“I said I couldn’t have cut him, even if someone had placed a knife in my hand.” She snapped. “Oh, I was still seething—enough that I helped myself to a handful of hair and yanked the woman backwards onto the floor. With the buffer removed I could see him clearly. As I stated before I needed to avoid his eyes, and in doing so immediately spotted opportunity. I used his open fly for a hand-hold, snatching him out of the chair and dragging him toward the back door. All the while he kept calling me baby, and begging me not to do anything crazy.”
The latest revelation caused the prosecutor’s eyes to twinkle with promise again. “Basically, you needed him outside in a dark alley where you could teach him a lesson. No witnesses, his word against yours! The perfect crime, isn’t it Miss Jones. Isn’t that what you were thinking?”
Her retort came hard and fast. “Actually what I was thinking is that you’re quite arrogant and manipulative for putting words in mouth, Mr. Prosecutor!” She swiveled her head. “May I continue your honor?”
With a nod of affirmation she moved forward. “Actually, I chose the back door because of the proximity of the table. Considering the circumstance it shouldn’t have mattered to me at all, but I wanted to save him the embarrassment of being dragged the full length of the bar. Even so, many of the patrons were already applauding and toasting in our direction. Once outside I turned loose of him and he immediately fell to the ground. Too drunk to stand on his own, I propped him against the wall; his knees wobbled and he slumped a bit, but remained upright. I knew at that point trying to communicate with him was a lost cause—he was a lost cause.”
Miss Jones paused again.
“I see Miss Jones. A lost cause—hmmm. A lost enough cause it wouldn’t really matter if you carved him up and left him in an alley to bleed out?”
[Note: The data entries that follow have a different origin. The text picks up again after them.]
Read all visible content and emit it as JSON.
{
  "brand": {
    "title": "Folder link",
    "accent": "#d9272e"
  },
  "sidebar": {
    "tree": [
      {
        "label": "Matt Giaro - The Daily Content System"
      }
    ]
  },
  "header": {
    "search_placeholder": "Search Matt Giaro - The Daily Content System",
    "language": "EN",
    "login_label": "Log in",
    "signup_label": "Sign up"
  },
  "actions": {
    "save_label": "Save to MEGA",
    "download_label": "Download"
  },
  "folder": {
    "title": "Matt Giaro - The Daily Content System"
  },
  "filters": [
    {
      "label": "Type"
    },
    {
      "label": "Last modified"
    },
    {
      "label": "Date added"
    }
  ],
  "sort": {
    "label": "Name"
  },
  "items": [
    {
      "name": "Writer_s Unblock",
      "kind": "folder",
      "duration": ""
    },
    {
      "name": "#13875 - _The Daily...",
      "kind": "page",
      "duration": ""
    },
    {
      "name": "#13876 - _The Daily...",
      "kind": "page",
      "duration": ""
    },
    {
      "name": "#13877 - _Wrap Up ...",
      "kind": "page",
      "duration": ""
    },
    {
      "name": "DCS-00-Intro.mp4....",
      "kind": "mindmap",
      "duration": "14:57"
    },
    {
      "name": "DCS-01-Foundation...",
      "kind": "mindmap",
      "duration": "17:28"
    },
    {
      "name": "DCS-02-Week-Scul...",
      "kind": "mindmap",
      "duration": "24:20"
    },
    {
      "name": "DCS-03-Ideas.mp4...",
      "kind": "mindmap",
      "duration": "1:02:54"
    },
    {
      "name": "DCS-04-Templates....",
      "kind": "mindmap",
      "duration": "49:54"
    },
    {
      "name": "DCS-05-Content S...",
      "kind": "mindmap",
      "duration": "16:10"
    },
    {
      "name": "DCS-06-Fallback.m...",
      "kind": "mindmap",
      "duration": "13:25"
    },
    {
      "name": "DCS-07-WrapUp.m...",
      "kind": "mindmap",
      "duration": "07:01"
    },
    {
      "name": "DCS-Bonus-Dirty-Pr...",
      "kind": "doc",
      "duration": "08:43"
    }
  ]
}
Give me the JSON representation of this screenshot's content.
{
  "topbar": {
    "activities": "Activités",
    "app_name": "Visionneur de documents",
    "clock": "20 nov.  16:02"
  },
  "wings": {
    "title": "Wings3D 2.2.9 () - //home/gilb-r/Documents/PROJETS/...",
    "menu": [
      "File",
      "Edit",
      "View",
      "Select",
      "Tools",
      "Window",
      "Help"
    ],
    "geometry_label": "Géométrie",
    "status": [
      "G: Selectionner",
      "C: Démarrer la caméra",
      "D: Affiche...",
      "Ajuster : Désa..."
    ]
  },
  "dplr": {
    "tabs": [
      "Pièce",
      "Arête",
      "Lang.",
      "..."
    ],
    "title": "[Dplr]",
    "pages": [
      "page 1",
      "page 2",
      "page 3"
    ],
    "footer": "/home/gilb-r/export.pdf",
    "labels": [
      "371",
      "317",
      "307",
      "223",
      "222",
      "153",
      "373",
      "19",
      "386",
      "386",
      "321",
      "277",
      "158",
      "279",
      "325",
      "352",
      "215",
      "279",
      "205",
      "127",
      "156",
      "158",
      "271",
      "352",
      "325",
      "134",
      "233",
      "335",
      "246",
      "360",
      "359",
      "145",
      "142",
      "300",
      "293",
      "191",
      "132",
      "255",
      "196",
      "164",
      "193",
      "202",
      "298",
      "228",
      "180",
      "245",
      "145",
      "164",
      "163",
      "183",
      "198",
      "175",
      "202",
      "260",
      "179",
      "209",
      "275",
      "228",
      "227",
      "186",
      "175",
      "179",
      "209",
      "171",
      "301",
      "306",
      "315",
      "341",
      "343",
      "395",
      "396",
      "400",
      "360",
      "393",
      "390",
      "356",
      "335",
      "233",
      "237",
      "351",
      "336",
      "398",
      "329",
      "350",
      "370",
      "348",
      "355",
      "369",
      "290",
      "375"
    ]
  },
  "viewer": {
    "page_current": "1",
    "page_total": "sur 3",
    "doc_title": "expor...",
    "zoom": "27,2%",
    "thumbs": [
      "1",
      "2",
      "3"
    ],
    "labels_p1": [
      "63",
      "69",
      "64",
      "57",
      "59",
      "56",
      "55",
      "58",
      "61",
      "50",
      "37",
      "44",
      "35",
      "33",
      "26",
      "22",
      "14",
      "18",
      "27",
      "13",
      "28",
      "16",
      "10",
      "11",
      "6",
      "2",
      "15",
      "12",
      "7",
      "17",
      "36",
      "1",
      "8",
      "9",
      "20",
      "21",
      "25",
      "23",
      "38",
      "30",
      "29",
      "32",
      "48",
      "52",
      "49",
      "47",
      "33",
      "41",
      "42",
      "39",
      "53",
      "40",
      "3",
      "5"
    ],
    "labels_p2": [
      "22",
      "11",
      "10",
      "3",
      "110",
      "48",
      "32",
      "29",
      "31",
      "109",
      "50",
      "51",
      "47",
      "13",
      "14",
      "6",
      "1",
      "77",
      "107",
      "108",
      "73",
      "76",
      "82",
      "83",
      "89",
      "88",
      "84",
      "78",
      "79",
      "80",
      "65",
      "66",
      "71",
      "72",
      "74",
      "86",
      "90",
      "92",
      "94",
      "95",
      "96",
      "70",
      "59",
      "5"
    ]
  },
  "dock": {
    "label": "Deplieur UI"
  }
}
She shook her head in opposition. “With all due respect, you’ve obviously not questioned your client nearly well enough, Mr. Prosecutor. I heard the door open behind us. Turns out the woman straddling him in the bar was the jealous type. She was wielding a knife and pushed me to the ground. Like a cat she was on top of me. With a wild look in her eyes she laughed and told me I wasn’t his first choice. She must have been satisfied with me knowing that because she leapt from me to him in a flash. In a fit of rage she separated your client from his manhood in one downward motion and tossed the evidence in a dumpster. She muttered something about taking out the trash before running down the alley. While waiting on the authorities’ arrival the bartender cleaned and bandages my scrapes. We had a nice conversation. As I said before Mr. Mendoza is a habitual liar. I came to understand that his assailant was also his wife of thirteen years, to whom he was still married.”